» Your instructions
Apart from the images, the records below need to be copied exactly.
------ Exercise data ------
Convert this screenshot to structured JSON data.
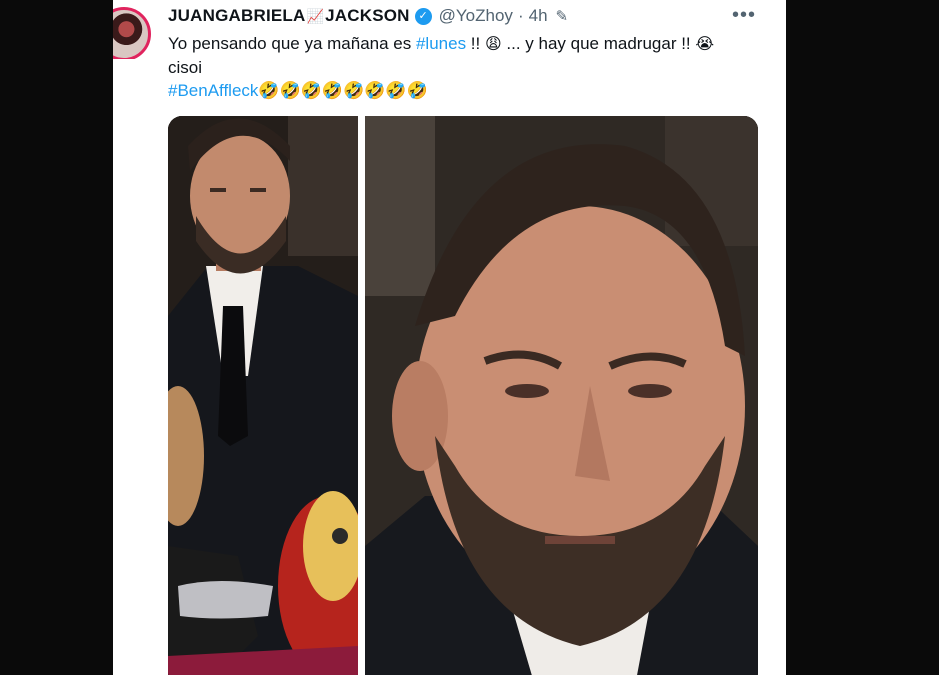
{
  "tweet": {
    "author_name": "JUANGABRIELA",
    "author_name_suffix": "JACKSON",
    "handle": "@YoZhoy",
    "separator": "·",
    "time": "4h",
    "more_label": "•••",
    "text": {
      "part1": "Yo pensando que ya mañana es ",
      "hashtag1": "#lunes",
      "part2": " !! ",
      "emoji1": "😩",
      "part3": " ... y hay que madrugar !! ",
      "emoji2": "😭",
      "line2": "cisoi",
      "hashtag2": "#BenAffleck",
      "laugh_emojis": "🤣🤣🤣🤣🤣🤣🤣🤣"
    }
  },
  "colors": {
    "hashtag": "#1d9bf0",
    "verified": "#1d9bf0",
    "secondary_text": "#536471",
    "avatar_ring": "#e0245e"
  },
  "icons": {
    "verified": "verified-badge-icon",
    "edit": "edit-pencil-icon",
    "more": "more-options-icon",
    "name_emoji": "chart-emoji-icon"
  }
}
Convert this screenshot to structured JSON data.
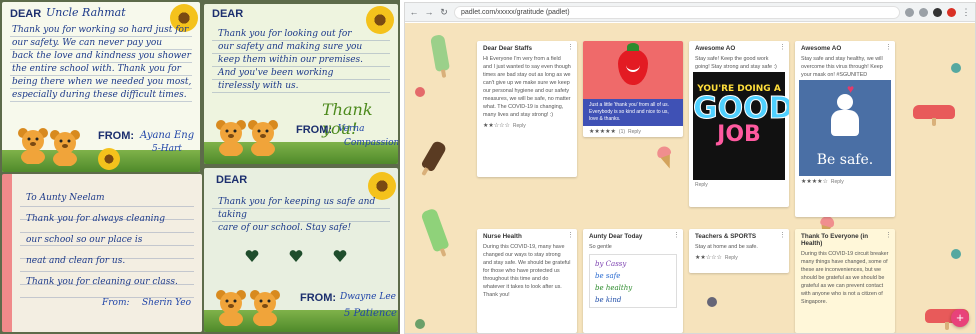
{
  "photo": {
    "card1": {
      "dear": "DEAR",
      "name": "Uncle Rahmat",
      "lines": [
        "Thank you for working so hard just for",
        "our safety. We can never pay you",
        "back the love and kindness you shower",
        "the entire school with. Thank you for",
        "being there when we needed you most,",
        "especially during these difficult times."
      ],
      "from_label": "FROM:",
      "from_name": "Ayana Eng",
      "cls": "5-Hart"
    },
    "card2": {
      "dear": "DEAR",
      "lines": [
        "Thank you for looking out for",
        "our safety and making sure you",
        "keep them within our premises.",
        "And you've been working",
        "tirelessly with us."
      ],
      "shout": "Thank you!",
      "from_label": "FROM:",
      "from_name": "Verna",
      "cls": "Compassion"
    },
    "card3": {
      "lines": [
        "To Aunty Neelam",
        "Thank you for always cleaning",
        "our school so our place is",
        "neat and clean for us.",
        "Thank you for cleaning our class."
      ],
      "from_label": "From:",
      "from_name": "Sherin Yeo"
    },
    "card4": {
      "dear": "DEAR",
      "lines": [
        "Thank you for keeping us safe and taking",
        "care of our school. Stay safe!"
      ],
      "from_label": "FROM:",
      "from_name": "Dwayne Lee",
      "cls": "5 Patience"
    }
  },
  "browser": {
    "nav": {
      "back": "←",
      "forward": "→",
      "reload": "↻"
    },
    "url": "padlet.com/xxxxx/gratitude (padlet)",
    "fab": "+"
  },
  "posts": [
    {
      "title": "Dear Dear Staffs",
      "body": "Hi Everyone I'm very from a field and I just wanted to say even though times are bad stay out as long as we can't give up we make sure we keep our personal hygiene and our safety measures, we will be safe, no matter what. The COVID-19 is changing, many lives and stay strong! :)",
      "stars": "★★☆☆☆",
      "reply": "Reply"
    },
    {
      "banner": "Just a little 'thank you' from all of us. Everybody is so kind and nice to us, love & thanks.",
      "stars": "★★★★★",
      "count": "(1)",
      "reply": "Reply"
    },
    {
      "title": "Awesome AO",
      "body": "Stay safe! Keep the good work going! Stay strong and stay safe :)",
      "img_l1": "YOU'RE DOING A",
      "img_l2": "GOOD",
      "img_l3": "JOB",
      "reply": "Reply"
    },
    {
      "title": "Awesome AO",
      "body": "Stay safe and stay healthy, we will overcome this virus through! Keep your mask on! #SGUNITED",
      "img_text": "Be safe.",
      "stars": "★★★★☆",
      "reply": "Reply"
    },
    {
      "title": "Nurse Health",
      "body": "During this COVID-19, many have changed our ways to stay strong and stay safe. We should be grateful for those who have protected us throughout this time and do whatever it takes to look after us. Thank you!"
    },
    {
      "title": "Aunty Dear Today",
      "body": "So gentle",
      "hw": [
        "by Cassy",
        "be safe",
        "be healthy",
        "be kind"
      ]
    },
    {
      "title": "Teachers & SPORTS",
      "body": "Stay at home and be safe.",
      "stars": "★★☆☆☆",
      "reply": "Reply"
    },
    {
      "title": "Thank To Everyone (in Health)",
      "body": "During this COVID-19 circuit breaker many things have changed, some of these are inconveniences, but we should be grateful as we should be grateful as we can prevent contact with anyone who is not a citizen of Singapore."
    }
  ]
}
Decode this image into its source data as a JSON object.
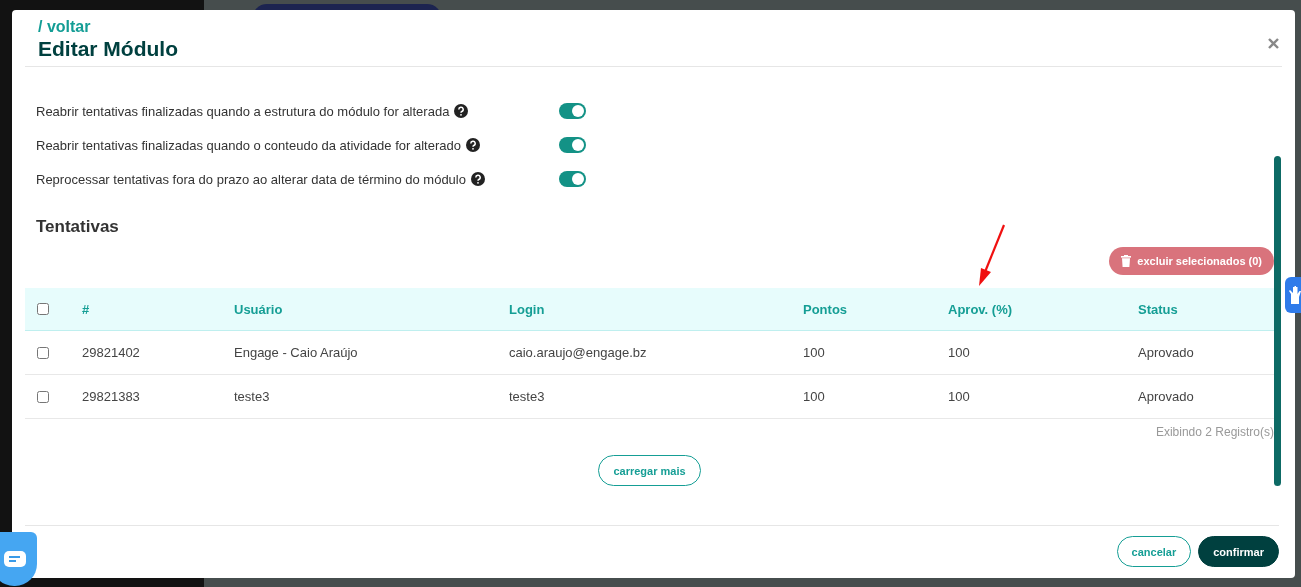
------
» Response area
Convert this screenshot to structured JSON data.
{
  "tweet": {
    "author_name": "JUANGABRIELA",
    "author_name_suffix": "JACKSON",
    "handle": "@YoZhoy",
    "separator": "·",
    "time": "4h",
    "more_label": "•••",
    "text": {
      "part1": "Yo pensando que ya mañana es ",
      "hashtag1": "#lunes",
      "part2": " !! ",
      "emoji1": "😩",
      "part3": " ... y hay que madrugar !! ",
      "emoji2": "😭",
      "line2": "cisoi",
      "hashtag2": "#BenAffleck",
      "laugh_emojis": "🤣🤣🤣🤣🤣🤣🤣🤣"
    }
  },
  "colors": {
    "hashtag": "#1d9bf0",
    "verified": "#1d9bf0",
    "secondary_text": "#536471",
    "avatar_ring": "#e0245e"
  },
  "icons": {
    "verified": "verified-badge-icon",
    "edit": "edit-pencil-icon",
    "more": "more-options-icon",
    "name_emoji": "chart-emoji-icon"
  }
}
Convert this screenshot to structured JSON data.
{
  "photo": {
    "card1": {
      "dear": "DEAR",
      "name": "Uncle Rahmat",
      "lines": [
        "Thank you for working so hard just for",
        "our safety. We can never pay you",
        "back the love and kindness you shower",
        "the entire school with. Thank you for",
        "being there when we needed you most,",
        "especially during these difficult times."
      ],
      "from_label": "FROM:",
      "from_name": "Ayana Eng",
      "cls": "5-Hart"
    },
    "card2": {
      "dear": "DEAR",
      "lines": [
        "Thank you for looking out for",
        "our safety and making sure you",
        "keep them within our premises.",
        "And you've been working",
        "tirelessly with us."
      ],
      "shout": "Thank you!",
      "from_label": "FROM:",
      "from_name": "Verna",
      "cls": "Compassion"
    },
    "card3": {
      "lines": [
        "To Aunty Neelam",
        "Thank you for always cleaning",
        "our school so our place is",
        "neat and clean for us.",
        "Thank you for cleaning our class."
      ],
      "from_label": "From:",
      "from_name": "Sherin Yeo"
    },
    "card4": {
      "dear": "DEAR",
      "lines": [
        "Thank you for keeping us safe and taking",
        "care of our school. Stay safe!"
      ],
      "from_label": "FROM:",
      "from_name": "Dwayne Lee",
      "cls": "5 Patience"
    }
  },
  "browser": {
    "nav": {
      "back": "←",
      "forward": "→",
      "reload": "↻"
    },
    "url": "padlet.com/xxxxx/gratitude (padlet)",
    "fab": "+"
  },
  "posts": [
    {
      "title": "Dear Dear Staffs",
      "body": "Hi Everyone I'm very from a field and I just wanted to say even though times are bad stay out as long as we can't give up we make sure we keep our personal hygiene and our safety measures, we will be safe, no matter what. The COVID-19 is changing, many lives and stay strong! :)",
      "stars": "★★☆☆☆",
      "reply": "Reply"
    },
    {
      "banner": "Just a little 'thank you' from all of us. Everybody is so kind and nice to us, love & thanks.",
      "stars": "★★★★★",
      "count": "(1)",
      "reply": "Reply"
    },
    {
      "title": "Awesome AO",
      "body": "Stay safe! Keep the good work going! Stay strong and stay safe :)",
      "img_l1": "YOU'RE DOING A",
      "img_l2": "GOOD",
      "img_l3": "JOB",
      "reply": "Reply"
    },
    {
      "title": "Awesome AO",
      "body": "Stay safe and stay healthy, we will overcome this virus through! Keep your mask on! #SGUNITED",
      "img_text": "Be safe.",
      "stars": "★★★★☆",
      "reply": "Reply"
    },
    {
      "title": "Nurse Health",
      "body": "During this COVID-19, many have changed our ways to stay strong and stay safe. We should be grateful for those who have protected us throughout this time and do whatever it takes to look after us. Thank you!"
    },
    {
      "title": "Aunty Dear Today",
      "body": "So gentle",
      "hw": [
        "by Cassy",
        "be safe",
        "be healthy",
        "be kind"
      ]
    },
    {
      "title": "Teachers & SPORTS",
      "body": "Stay at home and be safe.",
      "stars": "★★☆☆☆",
      "reply": "Reply"
    },
    {
      "title": "Thank To Everyone (in Health)",
      "body": "During this COVID-19 circuit breaker many things have changed, some of these are inconveniences, but we should be grateful as we should be grateful as we can prevent contact with anyone who is not a citizen of Singapore."
    }
  ]
}
Decode this image into its source data as a JSON object.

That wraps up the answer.